This is best used when you need a paint job that’s going to withstand some use and abuse but doesn’t need a high quality finish. This is great method for most user testing, where the part looks visually like your product, but is still unrefined enough to evoke honest feedback from surveys.

Labor time: 15 minutes + 30 minutes dry time between primer coats and 1 hour dry time between paint coats

Sanded + Primed + Painted VeroWhite

When you get to the point where you are ready for photo shoots, crowdfunding campaigns, and closing investments, this is the finish you want. Naturally, this will take the most time, but the results are fantastic.

The sanding will smooth out any of the small build lines, the primer adds a medium for the paint to stick to, and with a proper paint job, the part will come out looking very smooth. You can add a clear coat layer, if you’d like, to give it a nice shine.

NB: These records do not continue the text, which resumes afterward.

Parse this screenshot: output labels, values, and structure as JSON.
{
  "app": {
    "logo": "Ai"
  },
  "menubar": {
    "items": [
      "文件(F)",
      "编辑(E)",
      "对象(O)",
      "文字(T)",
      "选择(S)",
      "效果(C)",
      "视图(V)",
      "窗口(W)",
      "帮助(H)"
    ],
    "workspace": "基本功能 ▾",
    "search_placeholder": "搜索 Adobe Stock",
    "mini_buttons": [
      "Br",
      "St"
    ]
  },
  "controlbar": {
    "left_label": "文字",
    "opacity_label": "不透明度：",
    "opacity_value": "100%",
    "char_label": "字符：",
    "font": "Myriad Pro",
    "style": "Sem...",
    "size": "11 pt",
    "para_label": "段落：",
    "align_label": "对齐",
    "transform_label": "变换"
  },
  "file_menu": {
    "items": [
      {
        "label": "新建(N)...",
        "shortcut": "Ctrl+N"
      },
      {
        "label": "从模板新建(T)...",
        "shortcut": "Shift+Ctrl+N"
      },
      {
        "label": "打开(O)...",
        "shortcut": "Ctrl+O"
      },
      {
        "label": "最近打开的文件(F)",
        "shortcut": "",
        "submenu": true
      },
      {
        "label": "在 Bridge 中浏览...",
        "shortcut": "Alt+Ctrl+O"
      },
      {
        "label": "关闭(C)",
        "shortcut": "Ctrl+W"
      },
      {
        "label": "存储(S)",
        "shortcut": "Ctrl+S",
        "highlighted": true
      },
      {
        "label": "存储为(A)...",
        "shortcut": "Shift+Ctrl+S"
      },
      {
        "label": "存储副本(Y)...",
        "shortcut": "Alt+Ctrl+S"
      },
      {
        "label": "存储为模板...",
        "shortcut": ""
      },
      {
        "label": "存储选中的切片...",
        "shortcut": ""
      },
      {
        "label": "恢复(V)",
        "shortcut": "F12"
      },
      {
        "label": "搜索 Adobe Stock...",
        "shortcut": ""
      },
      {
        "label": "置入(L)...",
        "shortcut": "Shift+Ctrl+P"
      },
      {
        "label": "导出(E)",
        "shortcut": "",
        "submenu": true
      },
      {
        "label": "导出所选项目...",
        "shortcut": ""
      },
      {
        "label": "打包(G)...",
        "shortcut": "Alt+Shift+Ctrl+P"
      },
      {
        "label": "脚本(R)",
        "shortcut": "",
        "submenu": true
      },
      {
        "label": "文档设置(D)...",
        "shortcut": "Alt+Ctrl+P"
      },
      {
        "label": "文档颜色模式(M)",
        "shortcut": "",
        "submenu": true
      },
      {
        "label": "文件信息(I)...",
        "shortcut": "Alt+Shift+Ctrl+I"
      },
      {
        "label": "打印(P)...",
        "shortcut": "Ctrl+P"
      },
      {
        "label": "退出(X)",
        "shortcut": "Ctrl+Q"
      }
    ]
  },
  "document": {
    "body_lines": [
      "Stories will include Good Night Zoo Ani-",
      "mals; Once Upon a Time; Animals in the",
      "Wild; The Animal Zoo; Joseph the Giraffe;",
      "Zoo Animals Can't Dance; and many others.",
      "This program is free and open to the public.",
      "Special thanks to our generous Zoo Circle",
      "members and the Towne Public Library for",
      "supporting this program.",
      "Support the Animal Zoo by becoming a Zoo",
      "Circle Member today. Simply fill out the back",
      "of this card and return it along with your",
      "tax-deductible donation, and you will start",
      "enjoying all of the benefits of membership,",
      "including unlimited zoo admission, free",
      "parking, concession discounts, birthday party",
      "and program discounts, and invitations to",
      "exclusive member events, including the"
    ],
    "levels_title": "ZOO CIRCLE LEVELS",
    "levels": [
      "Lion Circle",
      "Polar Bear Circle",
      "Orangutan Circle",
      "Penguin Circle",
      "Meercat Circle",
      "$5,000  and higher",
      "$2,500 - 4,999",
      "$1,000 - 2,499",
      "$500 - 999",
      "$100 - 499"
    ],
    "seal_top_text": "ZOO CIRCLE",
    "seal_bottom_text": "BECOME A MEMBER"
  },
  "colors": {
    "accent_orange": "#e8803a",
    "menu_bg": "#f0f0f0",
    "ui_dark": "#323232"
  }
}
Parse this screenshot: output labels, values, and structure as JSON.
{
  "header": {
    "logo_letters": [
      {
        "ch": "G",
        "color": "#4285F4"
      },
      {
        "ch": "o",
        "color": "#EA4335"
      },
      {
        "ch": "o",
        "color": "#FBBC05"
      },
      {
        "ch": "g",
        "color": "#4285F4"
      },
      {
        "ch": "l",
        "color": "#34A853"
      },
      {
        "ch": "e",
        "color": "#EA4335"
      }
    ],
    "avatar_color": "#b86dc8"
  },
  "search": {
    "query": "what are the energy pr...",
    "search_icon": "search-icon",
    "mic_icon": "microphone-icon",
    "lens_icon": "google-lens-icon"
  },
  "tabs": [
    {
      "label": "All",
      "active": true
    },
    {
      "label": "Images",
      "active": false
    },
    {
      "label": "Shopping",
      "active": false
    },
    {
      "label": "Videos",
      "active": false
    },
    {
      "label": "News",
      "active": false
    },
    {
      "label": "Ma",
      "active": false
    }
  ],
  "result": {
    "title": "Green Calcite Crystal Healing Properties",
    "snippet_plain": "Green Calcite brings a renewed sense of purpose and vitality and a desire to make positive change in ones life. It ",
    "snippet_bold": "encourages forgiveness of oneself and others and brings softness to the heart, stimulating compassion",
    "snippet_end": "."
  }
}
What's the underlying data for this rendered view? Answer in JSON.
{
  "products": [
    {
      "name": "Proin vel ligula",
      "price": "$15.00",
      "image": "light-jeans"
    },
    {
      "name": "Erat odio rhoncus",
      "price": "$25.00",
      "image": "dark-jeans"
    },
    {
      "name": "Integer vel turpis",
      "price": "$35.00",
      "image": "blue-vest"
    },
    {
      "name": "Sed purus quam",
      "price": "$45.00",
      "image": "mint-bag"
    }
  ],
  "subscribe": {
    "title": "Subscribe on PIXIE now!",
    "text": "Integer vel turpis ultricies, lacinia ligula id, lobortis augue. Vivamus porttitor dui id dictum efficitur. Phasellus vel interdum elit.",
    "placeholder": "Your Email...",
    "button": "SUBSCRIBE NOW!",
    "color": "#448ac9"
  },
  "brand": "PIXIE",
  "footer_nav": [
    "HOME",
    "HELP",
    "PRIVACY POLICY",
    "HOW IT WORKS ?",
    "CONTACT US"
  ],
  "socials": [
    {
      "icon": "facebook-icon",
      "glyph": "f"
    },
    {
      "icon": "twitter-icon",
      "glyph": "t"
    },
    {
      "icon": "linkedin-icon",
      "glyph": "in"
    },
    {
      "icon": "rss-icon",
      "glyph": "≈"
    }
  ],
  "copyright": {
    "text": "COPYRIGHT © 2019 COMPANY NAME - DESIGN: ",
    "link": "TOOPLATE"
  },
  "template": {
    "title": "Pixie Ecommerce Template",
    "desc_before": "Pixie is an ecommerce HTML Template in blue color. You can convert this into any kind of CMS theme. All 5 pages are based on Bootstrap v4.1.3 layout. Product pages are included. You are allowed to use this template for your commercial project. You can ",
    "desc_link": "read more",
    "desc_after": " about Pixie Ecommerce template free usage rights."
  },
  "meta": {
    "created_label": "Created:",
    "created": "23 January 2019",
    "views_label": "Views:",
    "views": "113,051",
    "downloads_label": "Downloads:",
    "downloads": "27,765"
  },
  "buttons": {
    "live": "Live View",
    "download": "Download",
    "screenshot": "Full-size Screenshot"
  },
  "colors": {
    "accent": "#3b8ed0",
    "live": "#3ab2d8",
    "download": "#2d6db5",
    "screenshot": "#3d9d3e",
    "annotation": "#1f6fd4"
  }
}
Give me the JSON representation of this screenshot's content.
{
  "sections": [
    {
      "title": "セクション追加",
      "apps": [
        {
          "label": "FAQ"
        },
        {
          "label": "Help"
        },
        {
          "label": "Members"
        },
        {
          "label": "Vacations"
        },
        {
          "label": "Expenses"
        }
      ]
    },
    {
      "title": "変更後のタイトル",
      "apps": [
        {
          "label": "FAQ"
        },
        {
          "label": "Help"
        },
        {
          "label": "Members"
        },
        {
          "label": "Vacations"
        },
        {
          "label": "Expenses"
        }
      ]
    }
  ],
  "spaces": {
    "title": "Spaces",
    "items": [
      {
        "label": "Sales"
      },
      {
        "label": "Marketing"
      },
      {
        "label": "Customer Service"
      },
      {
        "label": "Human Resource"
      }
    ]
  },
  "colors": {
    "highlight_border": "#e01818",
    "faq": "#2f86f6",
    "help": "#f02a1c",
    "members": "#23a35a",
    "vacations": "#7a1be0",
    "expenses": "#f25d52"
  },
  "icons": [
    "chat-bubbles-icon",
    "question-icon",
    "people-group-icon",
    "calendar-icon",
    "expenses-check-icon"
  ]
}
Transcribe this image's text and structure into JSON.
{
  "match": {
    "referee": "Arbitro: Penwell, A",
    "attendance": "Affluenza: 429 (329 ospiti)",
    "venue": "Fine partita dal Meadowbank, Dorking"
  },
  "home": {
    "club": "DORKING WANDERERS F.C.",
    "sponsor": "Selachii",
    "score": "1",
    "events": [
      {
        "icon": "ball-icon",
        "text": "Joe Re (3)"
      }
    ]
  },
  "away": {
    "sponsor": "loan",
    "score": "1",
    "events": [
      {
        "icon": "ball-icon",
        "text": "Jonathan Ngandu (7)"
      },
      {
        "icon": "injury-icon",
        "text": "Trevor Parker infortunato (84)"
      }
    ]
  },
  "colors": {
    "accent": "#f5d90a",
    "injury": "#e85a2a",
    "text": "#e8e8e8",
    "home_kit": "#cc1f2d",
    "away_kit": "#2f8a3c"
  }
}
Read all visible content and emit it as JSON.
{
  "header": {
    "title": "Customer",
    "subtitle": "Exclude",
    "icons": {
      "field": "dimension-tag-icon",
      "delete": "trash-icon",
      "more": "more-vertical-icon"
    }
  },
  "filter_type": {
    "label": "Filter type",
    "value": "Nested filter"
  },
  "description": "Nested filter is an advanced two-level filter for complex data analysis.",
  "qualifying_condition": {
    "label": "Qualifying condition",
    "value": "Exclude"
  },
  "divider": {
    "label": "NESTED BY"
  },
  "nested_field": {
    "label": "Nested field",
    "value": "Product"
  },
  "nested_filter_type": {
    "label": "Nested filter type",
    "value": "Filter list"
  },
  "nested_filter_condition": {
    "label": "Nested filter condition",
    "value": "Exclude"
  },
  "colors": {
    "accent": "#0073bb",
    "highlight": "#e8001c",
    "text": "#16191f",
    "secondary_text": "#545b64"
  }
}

Be careful here if you have tight tolerances, though, because all those layers of primer and paint can add some thickness.

Labor time: 3 hours + 30 minutes dry time between primer coats and 1 hour dry time between paint coats

If you’re doing finishing work yourself, here are a few quick tips to reference for the perfect paint job:

  • For light colors, use a gray primer base.
  • For dark colors, use a black primer base to get more depth.
  • Use an acrylic-based paint, and not water-based. Acrylic-based paint is slightly heavier and adds more body, which is more forgiving to print defects/build lines.
  • Sand the part beginning with 80 grit sandpaper to get rid of initial build lines. Then move up to 180 grit sandpaper for a medium pass. Finally, finish it off with a 400 grit sandpaper for smooth finish.
  • Don’t forget to do a wet-sand with 400 grit sandpaper between each coat of primer and paint.
  • For spray paint, keep the can approximately one foot away from the part at all times. Then carefully and quickly pass over the part completely and let paint fall onto the part. The key here is many quick strokes, versus long, heavy paint strokes. You want to prevent the paint from pooling!

Main Takeaways

For your early stage demos, you don’t need to spend a lot of money or time building out a great-looking model. Often, a low effort paint job will suffice and keep you and your team moving along.

Once you’re ready for that final visual model, a little sandpaper and paint will go a long way! Check out the Fictiv Capabilities Guide for more info.